Yesterday morning, a friend asked me why I don’t fuck with Hillary Clinton anymore. I tried to answer their question in this short, non-exhaustive list.
- Hillary lost me, when, as First Lady, she lobbied for “tough on crime” policy that put away a disproportionate number of black and brown people, increasing the total prison population by 673,000 people. With her support, her husband signed into law the Violent Crime Control and Law Enforcement Act of 1994. “The number of prisoners under federal jurisdiction doubled, and grew more than it did under the previous 12-years of Republican rule, combined.”
- She lost me when she supported her husband’s decision in the mid 90’s to redirect nearly $1 billion in state spending for higher education to prison construction. Since then, Hillary has received hundreds of thousands of dollars from private prison corporations and ‘related lobbying groups,’including $133,246 for her 2016 presidential bid.
- She lost me when she said in 1994: “We need more police, we need more and tougher prison sentences for repeat offenders. The three strikes and you’re out for violent offenders has to be part of the plan. We need more prisons to keep violent offenders for as long as it takes to keep them off the streets.”
- She lost me again when I read in 2013: “Hillary has signaled she would use the 1990’s as a selling point if she jumps in the race, making the case that, as First Lady, she was part of an era that found solutions to the same sorts of political difficulties that bedevil present-day Washington.”
- Hillary Clinton lost me when she — after decades of lobbying for policy that’s decimated (especially African) American communities, and, without any admission of her contribution to the current state of the criminal justice system — said in 2014: “The United States has less than 5 percent of the world’s population, yet we have almost 25 percent of the world’s total prison population… It is because we have allowed our criminal justice system to get out of balance. And I personally hope that these tragedies give us the opportunity to come together as a nation to find our balance again.” -_-

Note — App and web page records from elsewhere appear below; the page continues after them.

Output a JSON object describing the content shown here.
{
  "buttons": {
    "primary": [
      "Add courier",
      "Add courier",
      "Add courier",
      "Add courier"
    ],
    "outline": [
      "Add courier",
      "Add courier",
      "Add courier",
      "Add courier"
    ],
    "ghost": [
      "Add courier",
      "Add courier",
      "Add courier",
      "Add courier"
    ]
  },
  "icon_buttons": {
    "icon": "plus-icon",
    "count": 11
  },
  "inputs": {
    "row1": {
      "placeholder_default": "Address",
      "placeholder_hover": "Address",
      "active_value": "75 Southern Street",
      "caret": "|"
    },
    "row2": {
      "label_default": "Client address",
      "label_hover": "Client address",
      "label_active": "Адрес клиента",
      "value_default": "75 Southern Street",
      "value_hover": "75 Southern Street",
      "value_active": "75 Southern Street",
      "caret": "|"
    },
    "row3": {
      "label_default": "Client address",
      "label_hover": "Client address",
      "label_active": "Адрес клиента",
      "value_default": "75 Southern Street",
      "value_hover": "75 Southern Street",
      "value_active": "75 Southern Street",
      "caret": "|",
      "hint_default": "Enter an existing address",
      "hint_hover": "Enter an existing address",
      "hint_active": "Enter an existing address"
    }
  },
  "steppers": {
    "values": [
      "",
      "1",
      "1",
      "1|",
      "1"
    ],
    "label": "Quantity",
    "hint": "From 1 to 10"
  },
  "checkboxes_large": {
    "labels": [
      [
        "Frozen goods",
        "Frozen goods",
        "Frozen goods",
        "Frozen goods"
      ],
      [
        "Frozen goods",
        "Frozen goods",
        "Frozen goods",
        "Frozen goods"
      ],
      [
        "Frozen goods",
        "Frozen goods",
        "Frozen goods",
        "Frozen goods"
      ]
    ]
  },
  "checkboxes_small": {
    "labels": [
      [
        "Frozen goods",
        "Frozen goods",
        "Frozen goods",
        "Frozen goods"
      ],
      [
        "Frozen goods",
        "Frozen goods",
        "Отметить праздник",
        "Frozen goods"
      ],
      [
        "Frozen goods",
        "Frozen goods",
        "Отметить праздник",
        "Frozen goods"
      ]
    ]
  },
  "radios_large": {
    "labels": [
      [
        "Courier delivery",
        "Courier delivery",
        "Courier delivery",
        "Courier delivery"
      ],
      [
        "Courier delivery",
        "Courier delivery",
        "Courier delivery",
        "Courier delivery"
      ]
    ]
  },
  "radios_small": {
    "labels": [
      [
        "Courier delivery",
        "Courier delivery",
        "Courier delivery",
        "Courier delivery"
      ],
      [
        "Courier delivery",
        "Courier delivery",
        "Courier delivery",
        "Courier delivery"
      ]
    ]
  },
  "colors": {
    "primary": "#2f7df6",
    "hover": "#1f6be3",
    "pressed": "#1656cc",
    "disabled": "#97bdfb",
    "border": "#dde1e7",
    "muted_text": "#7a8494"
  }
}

Mass incarceration along with state-sanctioned violence are among the most pressing domestic challenges of our time. We can’t in good conscience elect a president with a history of supporting the very policies that put us here.